DATASET CONTENT:
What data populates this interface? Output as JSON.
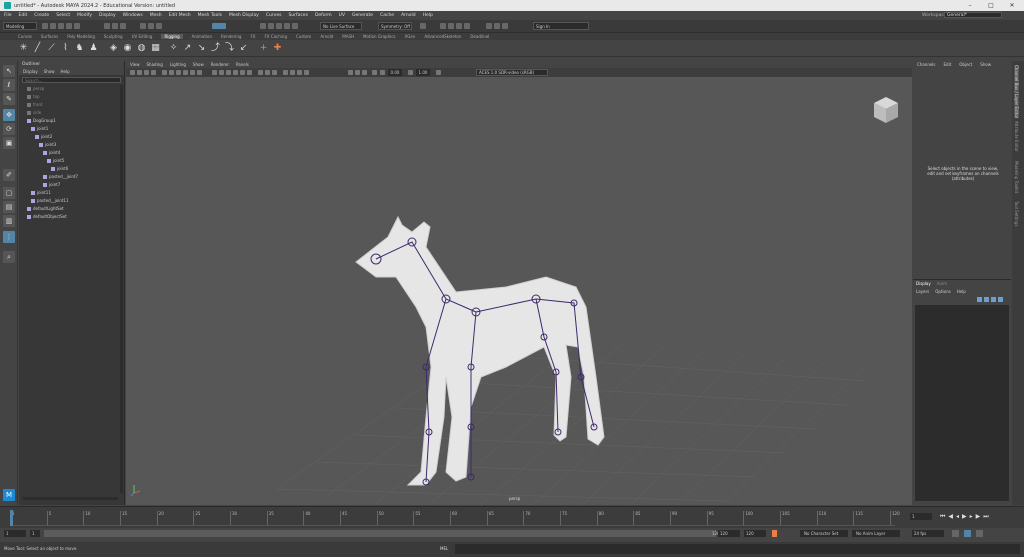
{
  "window": {
    "title": "untitled* - Autodesk MAYA 2024.2 - Educational Version: untitled"
  },
  "menubar": {
    "items": [
      "File",
      "Edit",
      "Create",
      "Select",
      "Modify",
      "Display",
      "Windows",
      "Mesh",
      "Edit Mesh",
      "Mesh Tools",
      "Mesh Display",
      "Curves",
      "Surfaces",
      "Deform",
      "UV",
      "Generate",
      "Cache",
      "Arnold",
      "Help"
    ]
  },
  "workspace": {
    "label": "Workspace:",
    "value": "General*"
  },
  "statusline": {
    "mode": "Modeling",
    "live_surface": "No Live Surface",
    "symmetry": "Symmetry: Off",
    "sign_in": "Sign In"
  },
  "shelf": {
    "tabs": [
      "Curves",
      "Surfaces",
      "Poly Modeling",
      "Sculpting",
      "UV Editing",
      "Rigging",
      "Animation",
      "Rendering",
      "FX",
      "FX Caching",
      "Custom",
      "Arnold",
      "MASH",
      "Motion Graphics",
      "XGen",
      "AdvancedSkeleton",
      "DeadlineI"
    ],
    "active_index": 5
  },
  "outliner": {
    "title": "Outliner",
    "menu": [
      "Display",
      "Show",
      "Help"
    ],
    "search_placeholder": "Search...",
    "rows": [
      {
        "label": "persp",
        "indent": 0,
        "dim": true
      },
      {
        "label": "top",
        "indent": 0,
        "dim": true
      },
      {
        "label": "front",
        "indent": 0,
        "dim": true
      },
      {
        "label": "side",
        "indent": 0,
        "dim": true
      },
      {
        "label": "DogGroup1",
        "indent": 0,
        "dim": false
      },
      {
        "label": "joint1",
        "indent": 1,
        "dim": false
      },
      {
        "label": "joint2",
        "indent": 2,
        "dim": false
      },
      {
        "label": "joint3",
        "indent": 3,
        "dim": false
      },
      {
        "label": "joint4",
        "indent": 4,
        "dim": false
      },
      {
        "label": "joint5",
        "indent": 5,
        "dim": false
      },
      {
        "label": "joint6",
        "indent": 6,
        "dim": false
      },
      {
        "label": "pasted__joint7",
        "indent": 4,
        "dim": false
      },
      {
        "label": "joint7",
        "indent": 4,
        "dim": false
      },
      {
        "label": "joint11",
        "indent": 1,
        "dim": false
      },
      {
        "label": "pasted__joint11",
        "indent": 1,
        "dim": false
      },
      {
        "label": "defaultLightSet",
        "indent": 0,
        "dim": false
      },
      {
        "label": "defaultObjectSet",
        "indent": 0,
        "dim": false
      }
    ]
  },
  "viewport": {
    "menu": [
      "View",
      "Shading",
      "Lighting",
      "Show",
      "Renderer",
      "Panels"
    ],
    "exposure": "0.00",
    "gamma": "1.00",
    "color_space": "ACES 1.0 SDR-video (sRGB)",
    "camera_label": "persp"
  },
  "channelbox": {
    "menu": [
      "Channels",
      "Edit",
      "Object",
      "Show"
    ],
    "message": "Select objects in the scene to view, edit and set keyframes on channels (attributes)",
    "layer_tabs": [
      "Display",
      "Anim"
    ],
    "layer_menu": [
      "Layers",
      "Options",
      "Help"
    ]
  },
  "side_tabs": [
    "Channel Box / Layer Editor",
    "Attribute Editor",
    "Modeling Toolkit",
    "Tool Settings"
  ],
  "timeline": {
    "ticks": [
      "1",
      "5",
      "10",
      "15",
      "20",
      "25",
      "30",
      "35",
      "40",
      "45",
      "50",
      "55",
      "60",
      "65",
      "70",
      "75",
      "80",
      "85",
      "90",
      "95",
      "100",
      "105",
      "110",
      "115",
      "120"
    ],
    "current_frame": "1",
    "range_start": "1",
    "range_inner_start": "1",
    "range_end": "120",
    "range_inner_end": "120",
    "range_bar_end": "120",
    "no_character": "No Character Set",
    "no_anim_layer": "No Anim Layer",
    "fps": "24 fps"
  },
  "helpline": {
    "mel_label": "MEL",
    "status": "Move Tool: Select an object to move."
  },
  "colors": {
    "accent": "#5285a6",
    "joint": "#3e2a6b",
    "active_tab": "#5a5a5a"
  }
}
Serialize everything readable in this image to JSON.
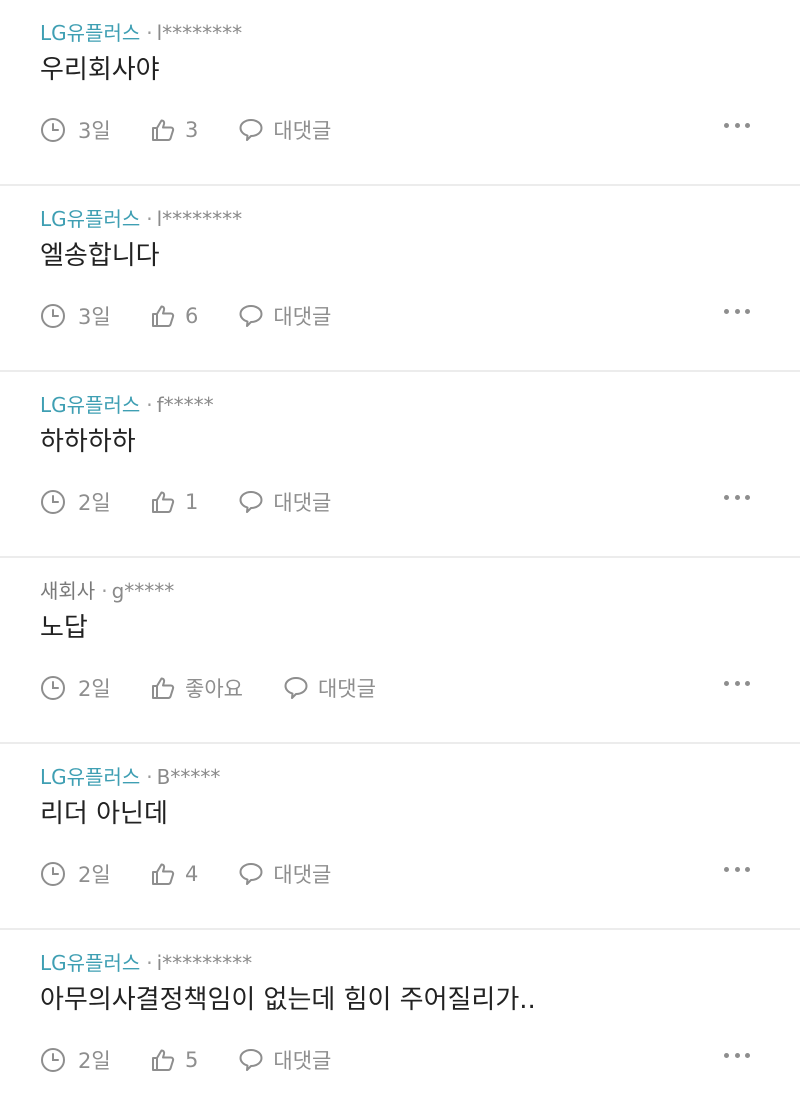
{
  "colors": {
    "company_link": "#3f9fb3",
    "company_plain": "#7a7a7a",
    "meta_gray": "#8e8e8e",
    "divider": "#ececec"
  },
  "icons": {
    "time": "clock-icon",
    "like": "thumbs-up-icon",
    "reply": "speech-bubble-icon",
    "more": "more-dots-icon"
  },
  "separator": "·",
  "comments": [
    {
      "company": "LG유플러스",
      "user": "l********",
      "text": "우리회사야",
      "time": "3일",
      "likes": "3",
      "reply_label": "대댓글"
    },
    {
      "company": "LG유플러스",
      "user": "l********",
      "text": "엘송합니다",
      "time": "3일",
      "likes": "6",
      "reply_label": "대댓글"
    },
    {
      "company": "LG유플러스",
      "user": "f*****",
      "text": "하하하하",
      "time": "2일",
      "likes": "1",
      "reply_label": "대댓글"
    },
    {
      "company": "새회사",
      "user": "g*****",
      "text": "노답",
      "time": "2일",
      "likes": "좋아요",
      "reply_label": "대댓글"
    },
    {
      "company": "LG유플러스",
      "user": "B*****",
      "text": "리더 아닌데",
      "time": "2일",
      "likes": "4",
      "reply_label": "대댓글"
    },
    {
      "company": "LG유플러스",
      "user": "i*********",
      "text": "아무의사결정책임이 없는데 힘이 주어질리가..",
      "time": "2일",
      "likes": "5",
      "reply_label": "대댓글"
    }
  ]
}
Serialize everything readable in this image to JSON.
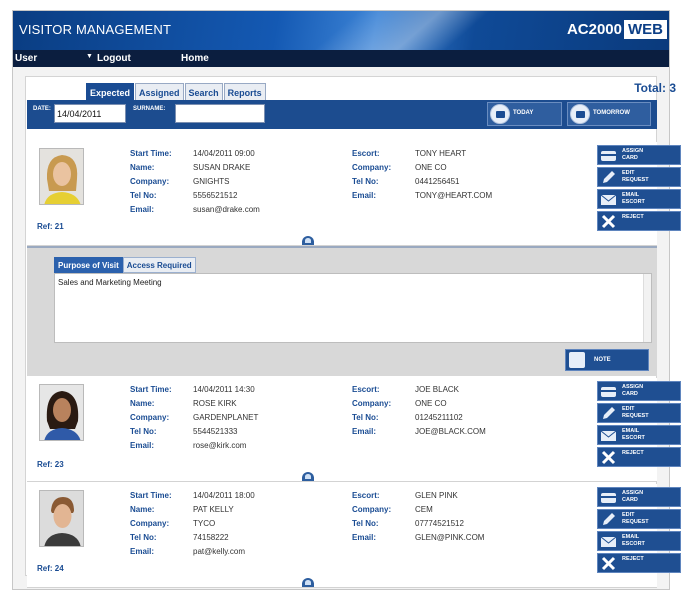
{
  "header": {
    "title": "VISITOR MANAGEMENT",
    "brand": "AC2000",
    "brand_suffix": "WEB"
  },
  "menu": {
    "user": "User",
    "logout": "Logout",
    "home": "Home"
  },
  "tabs": [
    "Expected",
    "Assigned",
    "Search",
    "Reports"
  ],
  "active_tab": "Expected",
  "total": "Total: 3",
  "filter": {
    "date_label": "DATE:",
    "date_value": "14/04/2011",
    "surname_label": "SURNAME:",
    "surname_value": "",
    "today": "TODAY",
    "tomorrow": "TOMORROW"
  },
  "labels": {
    "start_time": "Start Time:",
    "name": "Name:",
    "company": "Company:",
    "tel": "Tel No:",
    "email": "Email:",
    "escort": "Escort:",
    "escort_company": "Company:",
    "escort_tel": "Tel No:",
    "escort_email": "Email:"
  },
  "actions": [
    "ASSIGN\nCARD",
    "EDIT\nREQUEST",
    "EMAIL\nESCORT",
    "REJECT"
  ],
  "visitors": [
    {
      "ref": "Ref: 21",
      "start_time": "14/04/2011 09:00",
      "name": "SUSAN DRAKE",
      "company": "GNIGHTS",
      "tel": "5556521512",
      "email": "susan@drake.com",
      "escort": "TONY HEART",
      "escort_company": "ONE CO",
      "escort_tel": "0441256451",
      "escort_email": "TONY@HEART.COM"
    },
    {
      "ref": "Ref: 23",
      "start_time": "14/04/2011 14:30",
      "name": "ROSE KIRK",
      "company": "GARDENPLANET",
      "tel": "5544521333",
      "email": "rose@kirk.com",
      "escort": "JOE BLACK",
      "escort_company": "ONE CO",
      "escort_tel": "01245211102",
      "escort_email": "JOE@BLACK.COM"
    },
    {
      "ref": "Ref: 24",
      "start_time": "14/04/2011 18:00",
      "name": "PAT KELLY",
      "company": "TYCO",
      "tel": "74158222",
      "email": "pat@kelly.com",
      "escort": "GLEN PINK",
      "escort_company": "CEM",
      "escort_tel": "07774521512",
      "escort_email": "GLEN@PINK.COM"
    }
  ],
  "detail": {
    "tabs": [
      "Purpose of Visit",
      "Access Required"
    ],
    "active_tab": "Purpose of Visit",
    "text": "Sales and Marketing Meeting",
    "note_button": "NOTE"
  },
  "colors": {
    "primary": "#1a4c93",
    "menubar": "#0b1e3f"
  }
}
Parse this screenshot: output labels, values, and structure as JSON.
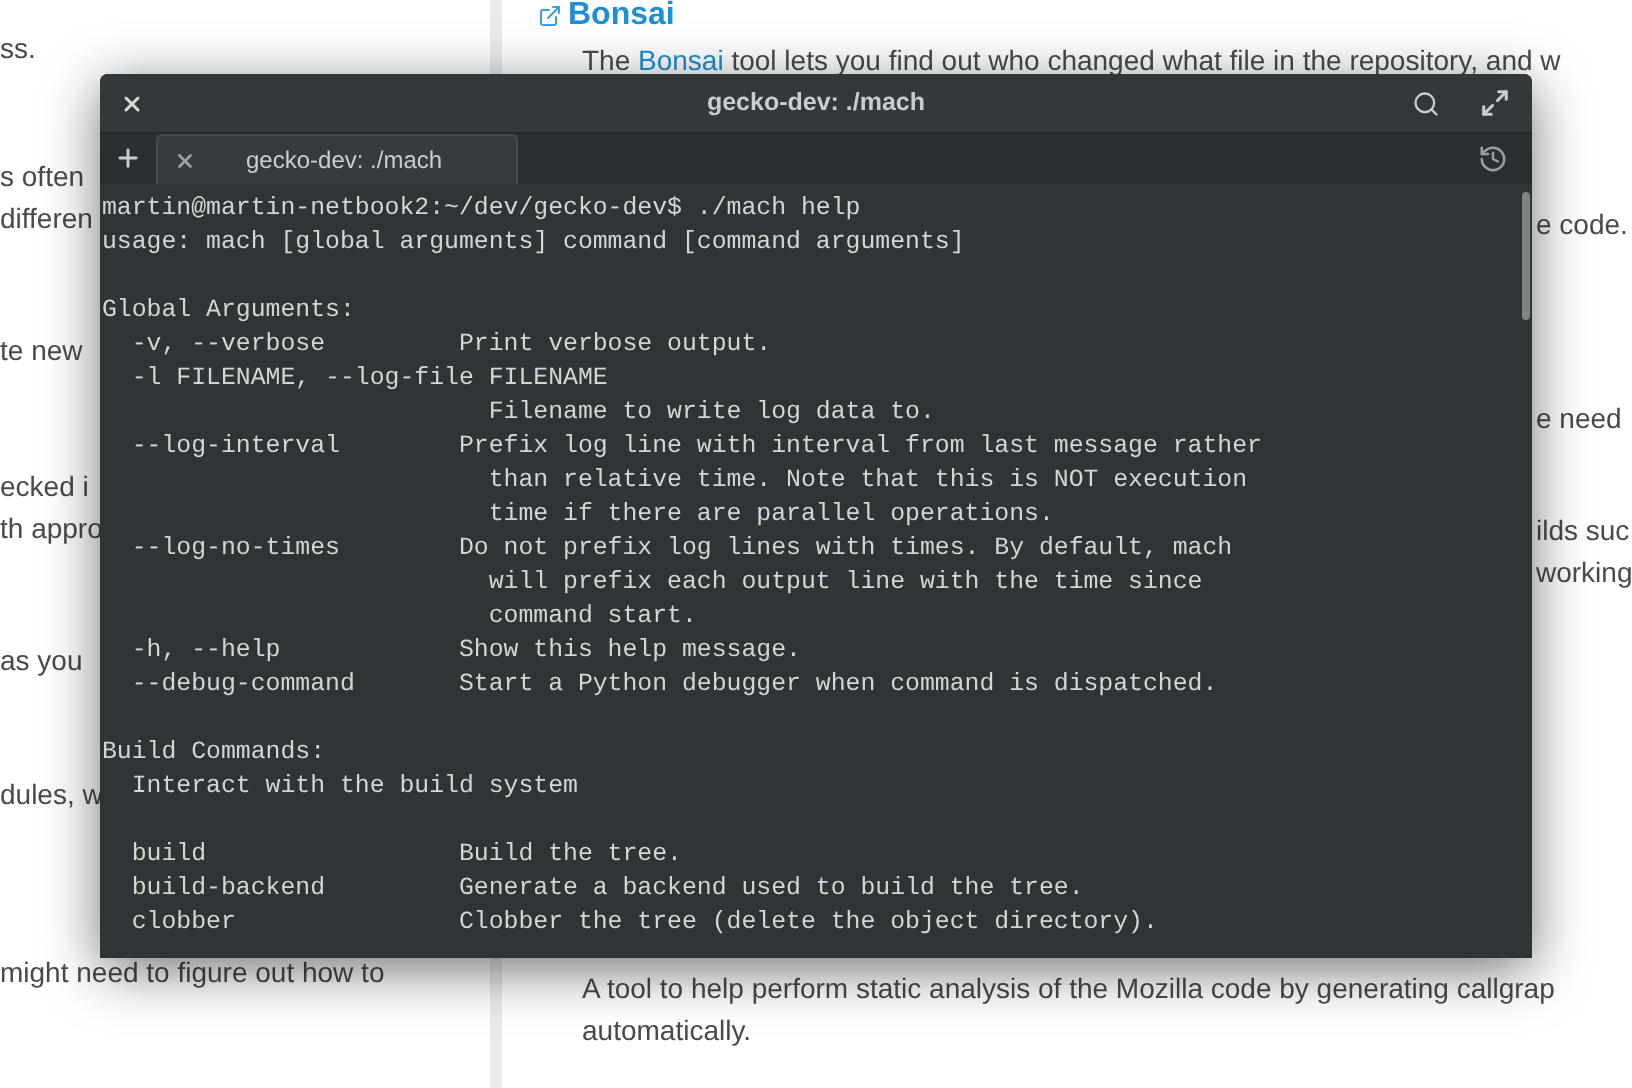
{
  "page": {
    "left_paragraphs": [
      [
        "ss."
      ],
      [
        "s often",
        "differen"
      ],
      [
        "te new"
      ],
      [
        "ecked i",
        "th appro"
      ],
      [
        "as you"
      ],
      [
        "dules, w"
      ],
      [
        "might need to figure out how to"
      ]
    ],
    "right": {
      "heading": "Bonsai",
      "intro_before": "The ",
      "intro_link": "Bonsai",
      "intro_after": " tool lets you find out who changed what file in the repository, and w",
      "edge_fragments": [
        "e code.",
        "e need",
        "ilds suc",
        "working"
      ],
      "bottom_lines": [
        "A tool to help perform static analysis of the Mozilla code by generating callgrap",
        "automatically."
      ]
    }
  },
  "terminal": {
    "title": "gecko-dev: ./mach",
    "tabs": [
      {
        "label": "gecko-dev: ./mach",
        "selected": true
      }
    ],
    "blocks": [
      {
        "lines": [
          {
            "text": "martin@martin-netbook2:~/dev/gecko-dev$ ./mach help"
          },
          {
            "text": "usage: mach [global arguments] command [command arguments]"
          }
        ]
      },
      {
        "lines": [
          {
            "text": "Global Arguments:"
          },
          {
            "text": "  -v, --verbose         Print verbose output."
          },
          {
            "text": "  -l FILENAME, --log-file FILENAME"
          },
          {
            "text": "                          Filename to write log data to."
          },
          {
            "text": "  --log-interval        Prefix log line with interval from last message rather"
          },
          {
            "text": "                          than relative time. Note that this is NOT execution"
          },
          {
            "text": "                          time if there are parallel operations."
          },
          {
            "text": "  --log-no-times        Do not prefix log lines with times. By default, mach"
          },
          {
            "text": "                          will prefix each output line with the time since"
          },
          {
            "text": "                          command start."
          },
          {
            "text": "  -h, --help            Show this help message."
          },
          {
            "text": "  --debug-command       Start a Python debugger when command is dispatched."
          }
        ]
      },
      {
        "lines": [
          {
            "text": "Build Commands:"
          },
          {
            "text": "  Interact with the build system"
          }
        ]
      },
      {
        "lines": [
          {
            "text": "  build                 Build the tree."
          },
          {
            "text": "  build-backend         Generate a backend used to build the tree."
          },
          {
            "text": "  clobber               Clobber the tree (delete the object directory)."
          }
        ]
      }
    ]
  }
}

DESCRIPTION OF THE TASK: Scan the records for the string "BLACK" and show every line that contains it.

PROBLEM SOLUTION:
      "escort": "JOE BLACK",
      "escort_email": "JOE@BLACK.COM"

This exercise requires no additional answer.